RECORD-breaking biker, Declan McEvoy, has started 2023 on a high by completing a polar extreme adventure. Over the past fortnight, he has driven solo on his Honda 250 Rally from Helsinki to the very northern tip of Scandinavia, a distance of over 2,000km.
Fresh from his adventures on the west coast of Africa in 2022, Declan set the Artic Circle in his sights. No stranger to temperatures well below zero, Declan previously set a new Guinness World Record for riding the length of the frozen Lake Baikal.
This year, Declan set himself the challenge of enduring night-time temperature of minus 18 degrees as well as regular blizzard conditions in bitter winds en route to Nordkapp. Inclement weather almost put paid to Declan’s ambitions with authorities shutting the last let of the route. A last minute change-of-fortunes brought the smiles of the weather gods and Declan reached his goal early on Wednesday last.
Throughout the Arctic odyssey, conditions were truly gruelling. Declan faced the unexpected challenge of a lack of snow shortly after setting out from the Finnish capital. “Studded tyres hate asphalt,” he explained. “Poor grip I can contend with as I can nurse the bike along nice and easy but worn out studs before I reach Nordkapp is just not an option.” The alternative was to take the treacherous Finnish backroads. “Imagine driving from Galway to Dublin on R-type roads only and that’s only 200km or so,” he said.
After crossing into the bitterly cold Artic Circle, camping in conditions of minus 12 degrees and living on army ration packs, Declan found himself back on “beautiful show”. While this suited the studded tyres of his bike, it brought further challenges. “I’ve endured a few heavy blizzards and now understand what a whiteout is – when you just can’t read the road surface due poor visibility, you’re in a sea of white soup,” he explained.

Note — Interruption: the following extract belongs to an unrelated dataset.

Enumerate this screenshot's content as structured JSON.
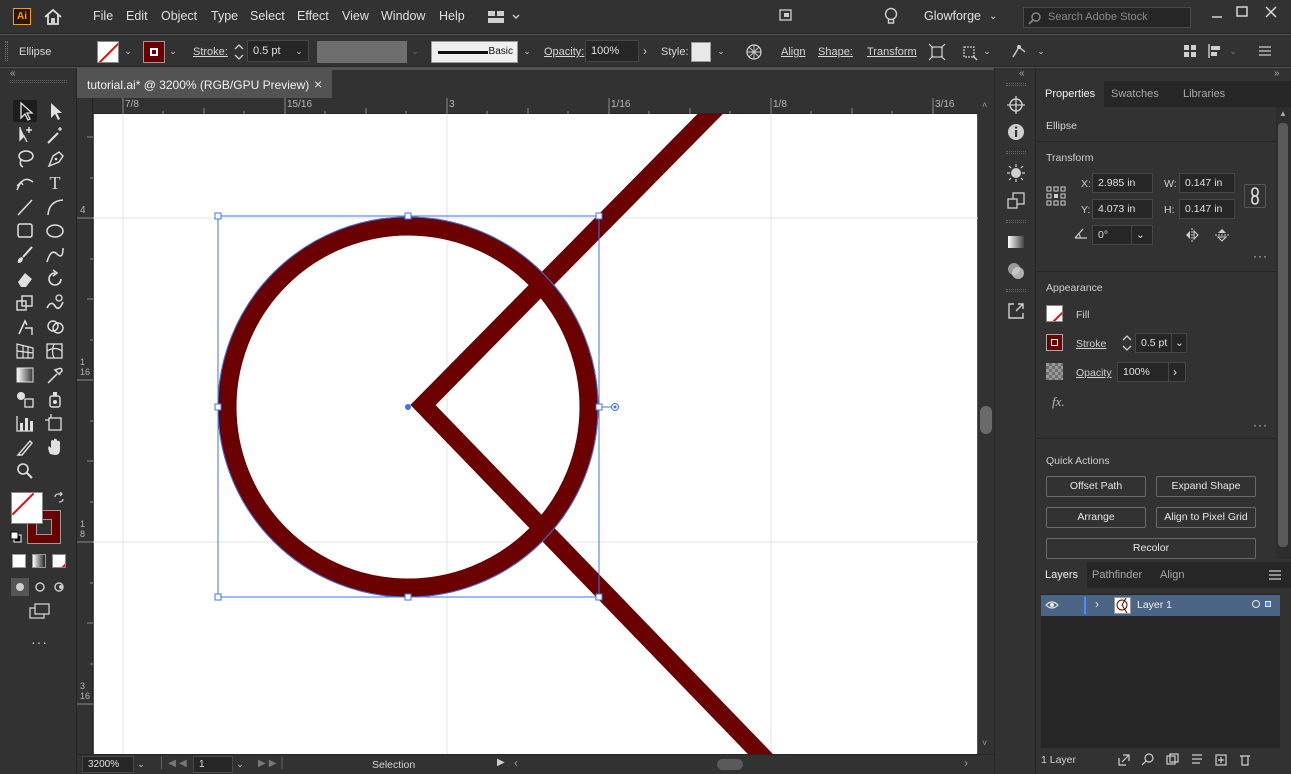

Then, setting off from the Finnish municipality of Inari, magic happened. “About 100km into [the] journey in the midst of a beautiful snow shower I saw two reindeer running ahead, side by side and in the same direction as me,” he said. “I slowly drew in behind to them, yet trying not to spook them. I managed to get right behind them, they were running literally just in front of me. I followed them for at least two kilometres. I could see every characteristic about them. For a fleeting few moments I felt I had the exact same view from the seat of my motorbike as has the big man himself has when he makes his journeys. It was truly a thrilling experience!”
Violent winds proved to be a very unwelcome aspect of Declan’s Arctic experience. He and his bike were almost swept off the road. “I ended up colliding with a steel roadside guard rail,” Declan explained. “I can’t believe that a passing motorists who saw me clearly struggling in such inclement conditions drove right by.” Declan’s faith in humanity was restored, however, when a snow plough driver came along and provided shelter from the gales.
With just 30km to go to Nordkapp, Declan’s adventures almost came to an abrupt end.
Due to the extreme weather, only occasional convoys were permitted attempt the journey.
While hoping for a ‘weather window’, Declan had to face the prospect of not making Nordkapp. “The authorities had decided to keep the road closed overnight,” he said. “I resigned myself to the fact that it wasn’t to be on this occasion. I was disappointed, but my experience of these kind of journeys has already conditioned me to the possibility of such failures and so I packed up my stuff and I prepared my attention for the next mornings journey south to Alta.”
A final check on the weather brought hope, however, even as Declan was preparing to return to Helsinki. “I somehow noticed that no warnings were showing for the road north to Nordkapp,” he said. “I thought this couldn’t be because it was still snowing heavy outside. I checked again, perhaps I was mistaken, but again no warnings. I then rather excitedly checked two other weather related apps and they didn’t indicate any extreme conditions either. I couldn’t believe it. I was now feeling a rekindled excitement so I quickly decided I’d make a go for it.”
Still unsure if he would make the final icy kilometres, Declan said he “watched the GPS count down, 20k to go, 10k to go”. As Nordkapp came into view, the relief was immense. After revisiting the famous Globe Monument, marking the northern most end point of Europe, Declan prepared for the road home. “Weeks of research, preparations and planning have paid dividend, it has somehow all come together,” he said. “Any questions about why you would make such a journey in the first place are clearly answered.”